The U.S. Department of Labor has published a Request for Information regarding a controversial overtime rule, a holdover from the Obama Administration.

“The RFI is an opportunity for the public to provide information that will aid the department in formulating a proposal to revise these regulations which define and delimit exemptions from the Fair Labor Standards Act’s minimum wage and overtime requirements for certain employees,” a July 25 statement from the agency says.

The rule in question stems from a memorandum President Barack Obama issued on March 23, 2014, directing the Secretary of Labor to “modernize and streamline the existing overtime regulations for executive, administrative, and professional employees.

The Department received more than 293,000 comments on the proposed rule, including comments from businesses and state governments, before publishing the final version of the rule on May 23, 2016.

The rule modified the Fair Labor Standards Act and its application to white-collar workers. Previously, only employees with an annual salary of more than $23,660 who performed certain duties could be required to work more than 40 hours a week without being compensated with overtime. The new rules reset that threshold to increase the minimum salary level for exempt employees from $455 per week ($23,660 annually) to $921 per week ($47,892 annually), effective Dec. 1.

The rule also expanded the definition of “salary basis” to allow non-discretionary bonuses and incentive payments, including commissions, to satisfy up to 10 percent of the standard salary test requirement. Employers are given flexibility in designing systems to make sure appropriate records are kept to track the number of hours worked each day.

In November 2016, U.S. District Judge Amos Mazzant, of the U.S. District Court Eastern District of Texas, approved an emergency motion for preliminary injunction, halting the intended Dec. 1 effective date of the rule on a nationwide basis. The delay is effective until a final legal decision is made on the legality of the requirements

The judge found merit with arguments that the rule would create a financial hardship, violate the Administrative Procedures Act, and exceed both the Labor Department’s statutory authority and the Congressional intent of the Fair Labor Standards Act.

The RFI solicits feedback on questions related to the salary level test, the duties test, varying cost-of-living across different parts of the U.S., inclusion of non-discretionary bonuses and incentive payments to satisfy a portion of the salary level, the salary test for highly compensated employees, and automatic updating of the salary level tests. 

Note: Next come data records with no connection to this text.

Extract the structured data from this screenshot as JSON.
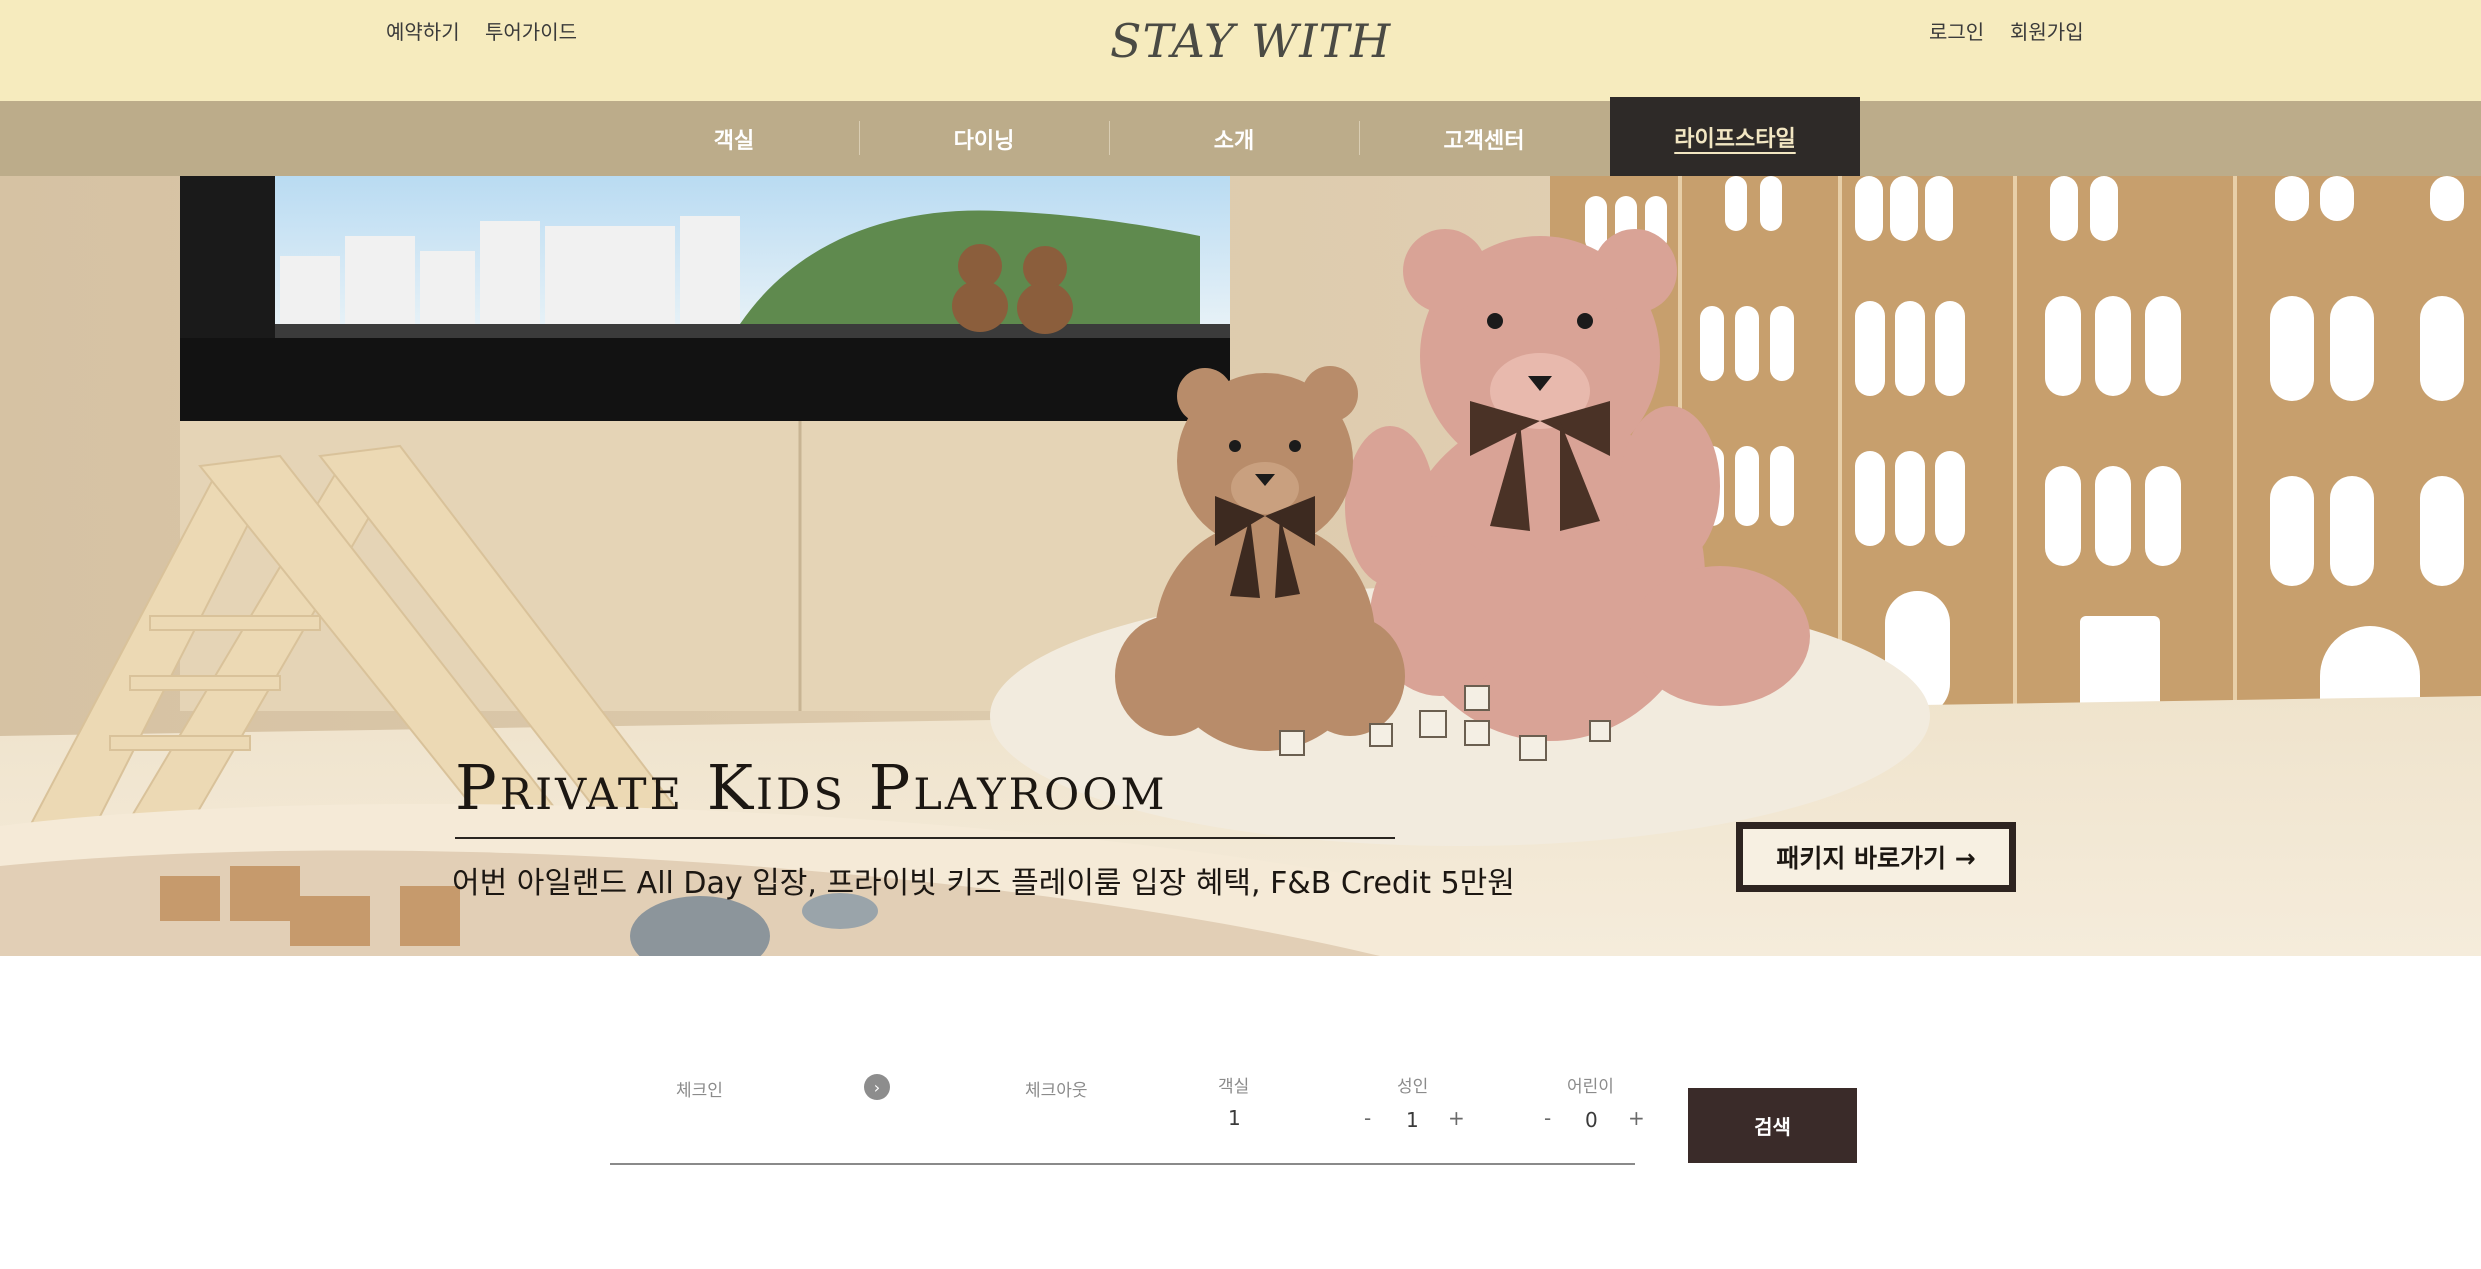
{
  "header": {
    "util_left": [
      "예약하기",
      "투어가이드"
    ],
    "logo": "STAY WITH",
    "util_right": [
      "로그인",
      "회원가입"
    ]
  },
  "nav": {
    "items": [
      "객실",
      "다이닝",
      "소개",
      "고객센터",
      "라이프스타일"
    ],
    "active": "라이프스타일"
  },
  "hero": {
    "title": "Private Kids Playroom",
    "subtitle": "어번 아일랜드 All Day 입장, 프라이빗 키즈 플레이룸 입장 혜택, F&B Credit 5만원",
    "cta": "패키지 바로가기 →"
  },
  "booking": {
    "checkin_label": "체크인",
    "checkout_label": "체크아웃",
    "rooms_label": "객실",
    "rooms_value": "1",
    "adults_label": "성인",
    "adults_value": "1",
    "children_label": "어린이",
    "children_value": "0",
    "minus": "-",
    "plus": "+",
    "arrow_icon": "chevron-right-icon",
    "search_label": "검색"
  },
  "colors": {
    "topbar": "#f6ebbe",
    "nav": "#bcac8a",
    "nav_active": "#2e2a28",
    "search_button": "#3a2b29"
  }
}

“The Department is aware of stakeholder concerns that the standard salary level set in the 2016 final rule was too high,” the RFI says. “In particular, stakeholders have expressed the concern that the new salary level inappropriately excludes from exemption too many workers who pass the standard duties test, especially given the lack of a lower long test salary for employers to utilize for lower wage white collar employees.”

In the 2016 Final Rule the Department estimated that 4.2 million salaried white collar workers would, without some intervening action by their employers, change from exempt to non-exempt status, it adds.

The Labor Department is publishing the RFI to gather information to aid in formulating a proposal to revise the part 541 regulations.      

The agency is requesting public comments on the rule and a variety of questions. Among the querries:

Should the regulations contain multiple standard salary levels? If so, how should these levels be set: by size of employer, census region, census division, state, metropolitan statistical area, or some other method? 

Should the regulations set multiple salary levels using a percentage based adjustment like that used by the federal government in the General Schedule Locality Areas to adjust for the varying cost-of-living across different parts of the United States? 

What would the impact of multiple standard salary levels be on particular regions or industries, and on employers with locations in more than one state?

Should the Department set different standard salary levels for the executive, administrativeand professional exemptions as it did prior to 2004 and, if so, should there be a lower salary for  executive and administrative employees as was done from 1963 until the 2004 rulemaking? 

What would the impact be on employers and employees?

Does the standard salary level set in the 2016 Final Rule work effectively with the standard duties test or, instead, does it in effect eclipse the role of the duties test in determining exemption status?  At what salary level does the duties test no longer fulfill its historical role in determining exempt status? 

Is the amount of the standard salary level relevant in determining whether and to what extent such bonus payments should be credited? 

Should there be multiple total annual compensation levels for the highly compensated employee exemption?  If so, how should they be set: by size of employer, census region, census division, state, metropolitan statistical area, or some other method

Should the standard salary level and the highly compensated employee total annual compensation level be automatically updated on a periodic basis to ensure that they remain effective, in combination with their respective duties tests, at identifying exempt employees? 

The RFI will be published in the Federal Register with a 60-day public comment period. Instructions on submitting public comments are in the RFI. Comments may also be submitted electronically at